In addition to Boro Park, Masbia now has two additional locations – one on Coney Island Avenue in Flatbush, and one in Rego Park in Queens, serving about 2,000,000 meals a year. Flatbush is where emergency food packages are distributed, and it is also where the main kitchen is.
Every Thursday, about 500 people come by the pantry and get a brown bag filled with grains, fruits, vegetables, and proteins, enough to last their families three days.
“We are a kosher program but we attract beyond the kosher community,” says Alexander Rapaport, the executive director of Masbia. “Everyone wants food. Every religion, every race. Everyone’s represented.”

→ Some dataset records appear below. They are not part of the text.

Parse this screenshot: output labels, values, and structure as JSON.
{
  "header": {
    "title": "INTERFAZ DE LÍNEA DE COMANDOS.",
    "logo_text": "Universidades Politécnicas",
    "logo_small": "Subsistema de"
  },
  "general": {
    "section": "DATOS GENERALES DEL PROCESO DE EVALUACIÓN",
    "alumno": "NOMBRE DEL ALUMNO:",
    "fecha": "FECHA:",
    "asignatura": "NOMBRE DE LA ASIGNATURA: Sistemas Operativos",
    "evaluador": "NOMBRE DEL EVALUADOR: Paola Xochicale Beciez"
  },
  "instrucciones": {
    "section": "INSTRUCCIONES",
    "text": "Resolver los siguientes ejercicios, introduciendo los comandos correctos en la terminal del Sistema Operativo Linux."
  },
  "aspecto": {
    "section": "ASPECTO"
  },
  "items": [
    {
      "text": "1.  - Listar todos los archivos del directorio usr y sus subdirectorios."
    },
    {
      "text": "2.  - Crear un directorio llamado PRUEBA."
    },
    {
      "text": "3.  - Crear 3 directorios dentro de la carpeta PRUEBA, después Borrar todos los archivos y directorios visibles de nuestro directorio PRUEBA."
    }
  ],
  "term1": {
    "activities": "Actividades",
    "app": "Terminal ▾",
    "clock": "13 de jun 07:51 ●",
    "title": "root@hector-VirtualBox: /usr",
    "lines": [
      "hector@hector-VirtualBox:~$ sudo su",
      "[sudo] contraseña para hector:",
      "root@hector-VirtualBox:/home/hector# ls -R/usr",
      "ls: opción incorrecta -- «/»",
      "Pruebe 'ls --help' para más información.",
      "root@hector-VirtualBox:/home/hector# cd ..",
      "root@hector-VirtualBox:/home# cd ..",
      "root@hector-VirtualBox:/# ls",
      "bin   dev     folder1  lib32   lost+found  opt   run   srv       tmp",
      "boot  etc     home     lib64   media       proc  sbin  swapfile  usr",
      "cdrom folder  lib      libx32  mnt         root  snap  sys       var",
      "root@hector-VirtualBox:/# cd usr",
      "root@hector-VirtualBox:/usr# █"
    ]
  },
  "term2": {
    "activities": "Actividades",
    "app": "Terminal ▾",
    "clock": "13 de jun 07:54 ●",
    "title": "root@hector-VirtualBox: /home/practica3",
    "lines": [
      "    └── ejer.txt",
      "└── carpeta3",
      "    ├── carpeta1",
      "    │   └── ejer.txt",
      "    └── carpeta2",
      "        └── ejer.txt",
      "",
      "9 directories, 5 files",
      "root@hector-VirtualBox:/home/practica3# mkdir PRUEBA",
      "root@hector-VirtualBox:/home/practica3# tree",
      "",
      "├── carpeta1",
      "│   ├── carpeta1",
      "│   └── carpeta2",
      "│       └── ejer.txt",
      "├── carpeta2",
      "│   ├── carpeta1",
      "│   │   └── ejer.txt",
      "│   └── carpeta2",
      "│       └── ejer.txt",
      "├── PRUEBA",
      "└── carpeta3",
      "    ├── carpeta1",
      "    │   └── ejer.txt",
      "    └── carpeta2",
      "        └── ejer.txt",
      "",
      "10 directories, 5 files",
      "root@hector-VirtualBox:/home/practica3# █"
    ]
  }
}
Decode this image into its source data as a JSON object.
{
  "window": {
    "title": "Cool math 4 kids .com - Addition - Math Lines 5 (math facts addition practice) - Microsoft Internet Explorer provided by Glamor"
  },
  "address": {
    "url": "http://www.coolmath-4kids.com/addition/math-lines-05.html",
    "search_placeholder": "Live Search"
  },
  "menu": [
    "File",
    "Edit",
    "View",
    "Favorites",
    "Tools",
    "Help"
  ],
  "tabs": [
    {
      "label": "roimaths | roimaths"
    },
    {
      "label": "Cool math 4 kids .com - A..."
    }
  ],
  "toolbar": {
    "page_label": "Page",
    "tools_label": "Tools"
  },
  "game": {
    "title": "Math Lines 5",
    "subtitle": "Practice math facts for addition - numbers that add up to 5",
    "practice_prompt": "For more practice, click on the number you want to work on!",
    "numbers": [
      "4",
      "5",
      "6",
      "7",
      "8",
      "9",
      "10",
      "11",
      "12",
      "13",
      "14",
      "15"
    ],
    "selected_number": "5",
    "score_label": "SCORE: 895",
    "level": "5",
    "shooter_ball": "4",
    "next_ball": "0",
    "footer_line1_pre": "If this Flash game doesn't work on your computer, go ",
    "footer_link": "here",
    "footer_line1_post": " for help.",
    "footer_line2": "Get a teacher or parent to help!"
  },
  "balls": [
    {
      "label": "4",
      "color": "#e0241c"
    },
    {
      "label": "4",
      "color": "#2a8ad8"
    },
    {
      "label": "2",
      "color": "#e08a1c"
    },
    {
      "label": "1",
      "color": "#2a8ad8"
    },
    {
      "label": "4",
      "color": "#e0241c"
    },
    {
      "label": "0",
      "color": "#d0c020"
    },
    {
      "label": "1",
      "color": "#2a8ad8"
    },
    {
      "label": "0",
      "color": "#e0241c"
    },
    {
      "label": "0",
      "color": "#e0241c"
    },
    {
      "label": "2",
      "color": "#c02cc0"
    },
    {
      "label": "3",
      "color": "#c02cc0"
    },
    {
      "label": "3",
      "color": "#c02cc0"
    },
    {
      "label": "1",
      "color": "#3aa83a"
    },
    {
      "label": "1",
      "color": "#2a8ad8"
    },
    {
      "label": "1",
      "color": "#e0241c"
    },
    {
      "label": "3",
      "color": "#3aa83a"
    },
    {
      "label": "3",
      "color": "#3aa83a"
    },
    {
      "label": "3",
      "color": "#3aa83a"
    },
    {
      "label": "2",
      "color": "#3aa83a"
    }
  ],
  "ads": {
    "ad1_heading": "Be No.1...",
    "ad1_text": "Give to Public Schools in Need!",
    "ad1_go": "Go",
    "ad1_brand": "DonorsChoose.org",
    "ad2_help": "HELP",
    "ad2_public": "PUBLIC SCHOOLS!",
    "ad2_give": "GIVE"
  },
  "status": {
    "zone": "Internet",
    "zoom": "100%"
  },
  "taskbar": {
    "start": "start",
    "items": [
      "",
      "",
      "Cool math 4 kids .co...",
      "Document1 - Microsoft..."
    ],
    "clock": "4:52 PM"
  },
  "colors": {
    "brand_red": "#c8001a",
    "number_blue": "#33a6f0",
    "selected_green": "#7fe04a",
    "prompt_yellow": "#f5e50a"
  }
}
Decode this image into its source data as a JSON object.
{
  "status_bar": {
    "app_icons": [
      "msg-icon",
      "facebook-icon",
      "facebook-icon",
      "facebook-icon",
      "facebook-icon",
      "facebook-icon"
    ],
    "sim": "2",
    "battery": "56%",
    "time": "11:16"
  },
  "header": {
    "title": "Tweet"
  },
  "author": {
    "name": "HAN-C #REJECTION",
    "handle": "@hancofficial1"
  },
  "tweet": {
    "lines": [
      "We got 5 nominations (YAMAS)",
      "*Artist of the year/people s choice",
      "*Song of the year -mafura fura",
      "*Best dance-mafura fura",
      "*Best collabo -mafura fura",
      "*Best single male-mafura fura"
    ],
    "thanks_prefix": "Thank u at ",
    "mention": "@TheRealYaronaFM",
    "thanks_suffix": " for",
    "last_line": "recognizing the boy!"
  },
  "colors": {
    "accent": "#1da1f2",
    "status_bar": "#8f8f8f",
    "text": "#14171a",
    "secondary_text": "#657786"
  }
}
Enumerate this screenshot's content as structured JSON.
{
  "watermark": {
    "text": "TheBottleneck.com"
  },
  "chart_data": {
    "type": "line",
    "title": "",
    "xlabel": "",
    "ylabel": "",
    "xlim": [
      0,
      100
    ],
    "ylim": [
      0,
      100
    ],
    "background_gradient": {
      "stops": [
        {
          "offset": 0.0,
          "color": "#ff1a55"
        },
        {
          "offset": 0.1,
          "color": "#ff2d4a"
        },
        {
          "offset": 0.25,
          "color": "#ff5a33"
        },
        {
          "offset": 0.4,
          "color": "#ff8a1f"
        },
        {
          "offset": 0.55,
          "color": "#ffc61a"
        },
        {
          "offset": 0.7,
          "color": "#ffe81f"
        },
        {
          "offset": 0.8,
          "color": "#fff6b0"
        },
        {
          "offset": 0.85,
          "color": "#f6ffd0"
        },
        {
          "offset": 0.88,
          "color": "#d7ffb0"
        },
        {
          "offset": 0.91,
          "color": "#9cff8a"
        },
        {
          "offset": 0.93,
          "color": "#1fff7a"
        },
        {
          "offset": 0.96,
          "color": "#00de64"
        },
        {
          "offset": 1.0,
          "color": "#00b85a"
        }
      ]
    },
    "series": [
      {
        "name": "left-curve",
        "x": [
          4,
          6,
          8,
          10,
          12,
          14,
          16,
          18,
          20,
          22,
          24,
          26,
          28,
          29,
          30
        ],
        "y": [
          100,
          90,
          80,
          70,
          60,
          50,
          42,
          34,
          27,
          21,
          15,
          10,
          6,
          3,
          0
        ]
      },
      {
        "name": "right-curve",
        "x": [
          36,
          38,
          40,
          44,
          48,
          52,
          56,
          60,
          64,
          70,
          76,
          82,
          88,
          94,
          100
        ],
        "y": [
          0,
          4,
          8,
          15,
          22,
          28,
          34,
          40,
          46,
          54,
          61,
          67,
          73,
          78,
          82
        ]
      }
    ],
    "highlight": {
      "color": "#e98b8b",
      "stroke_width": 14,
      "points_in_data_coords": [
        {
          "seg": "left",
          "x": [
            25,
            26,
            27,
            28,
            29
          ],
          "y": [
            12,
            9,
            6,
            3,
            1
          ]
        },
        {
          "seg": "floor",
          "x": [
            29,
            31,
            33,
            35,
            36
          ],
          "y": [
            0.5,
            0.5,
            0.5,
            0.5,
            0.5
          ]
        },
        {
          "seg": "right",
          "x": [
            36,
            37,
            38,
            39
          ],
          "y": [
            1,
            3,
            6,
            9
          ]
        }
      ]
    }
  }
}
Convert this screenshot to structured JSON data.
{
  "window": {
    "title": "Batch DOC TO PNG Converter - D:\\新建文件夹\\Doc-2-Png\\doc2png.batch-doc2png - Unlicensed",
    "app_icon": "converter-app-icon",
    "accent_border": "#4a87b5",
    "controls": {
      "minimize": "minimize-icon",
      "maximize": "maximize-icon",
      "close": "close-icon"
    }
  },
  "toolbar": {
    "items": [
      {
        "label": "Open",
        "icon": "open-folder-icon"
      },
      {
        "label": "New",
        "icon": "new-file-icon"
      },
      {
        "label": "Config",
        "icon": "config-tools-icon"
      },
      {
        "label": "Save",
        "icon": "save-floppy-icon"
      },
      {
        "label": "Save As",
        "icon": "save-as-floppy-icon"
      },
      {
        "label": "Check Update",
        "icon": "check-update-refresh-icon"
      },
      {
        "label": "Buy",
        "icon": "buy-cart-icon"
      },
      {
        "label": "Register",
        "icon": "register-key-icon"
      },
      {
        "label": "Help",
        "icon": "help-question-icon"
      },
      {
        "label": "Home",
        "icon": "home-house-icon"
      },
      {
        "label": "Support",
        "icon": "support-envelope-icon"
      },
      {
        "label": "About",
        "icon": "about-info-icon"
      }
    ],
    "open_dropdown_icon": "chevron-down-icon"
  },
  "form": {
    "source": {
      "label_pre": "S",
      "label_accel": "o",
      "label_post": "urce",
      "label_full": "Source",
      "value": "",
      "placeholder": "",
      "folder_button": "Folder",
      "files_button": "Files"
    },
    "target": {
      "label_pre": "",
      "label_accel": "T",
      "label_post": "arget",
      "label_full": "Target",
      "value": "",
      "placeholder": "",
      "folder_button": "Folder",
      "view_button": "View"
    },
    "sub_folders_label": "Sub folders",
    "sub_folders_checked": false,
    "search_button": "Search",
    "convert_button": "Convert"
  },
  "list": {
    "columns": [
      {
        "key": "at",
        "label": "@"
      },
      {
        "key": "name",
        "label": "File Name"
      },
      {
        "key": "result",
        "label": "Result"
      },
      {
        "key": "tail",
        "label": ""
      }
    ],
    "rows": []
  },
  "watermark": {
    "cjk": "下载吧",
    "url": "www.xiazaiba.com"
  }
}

Though the official times of the pantry are every Thursday from 8 to 11 am, people gather outside as early as 5 am. Rapaport dislikes what he calls the “breadline”: “We’re working to bring dignity. We want these people to feel dignified and not demoralized.”
That is why Masbia is a different kind of soup kitchen as well. From Sunday to Thursday in the evenings the place feels like a restaurant, with Masbia volunteers serving as waiters and waitresses, taking orders from their customers just like at any other establishment, and restoring a bit of dignity in the process.
Amanda Ng started as a volunteer, a job which which three and a half years ago turned into a staff position in the Masbia office – fundraising, emails, accounting, “and all the small stuff.” While I spoke to her, she was making food packages – tilapia fish, dried beans, pasta, and applesauce, along with other items. Every year she’s making more.
“We see a lot of [working poor] here,” she said, talking about neighbors who have full time jobs and still need to rely on the pantry to feed their families. “There needs to be a policy change, advocacy, and strong funding for local soup kitchen and pantries.”
Elliot Lieberman has been with Masbia since 2014 and is a supervisor at Masbia. On this particular day, he was carrying crates of food inside and outside the pantry in Flatbush. By the time he took a breath to speak with me, his white shirt was wet and his face was filled with sweat.
“I want to people to open their eyes and see how hard and desperate people can feel in life,” he said. “There’s a great need for food in this neighborhood, and people will go hungry if we don’t help.”
Though he supervises the pantry, Lieberman also takes it upon himself to speak and listen to his clients.
“I always try to recommend them to talk to legal aid people or their congressmen,” he said. “I try to tell them they shouldn’t spend their entire lives relying on soup kitchens.”
It is 2018 and hunger is still evident. People still stand in long lines, wiping the sweat off their foreheads in the summer, or shivering in their jackets during the winter. Masbia and Rapaport are working to change that.
Read the original article HERE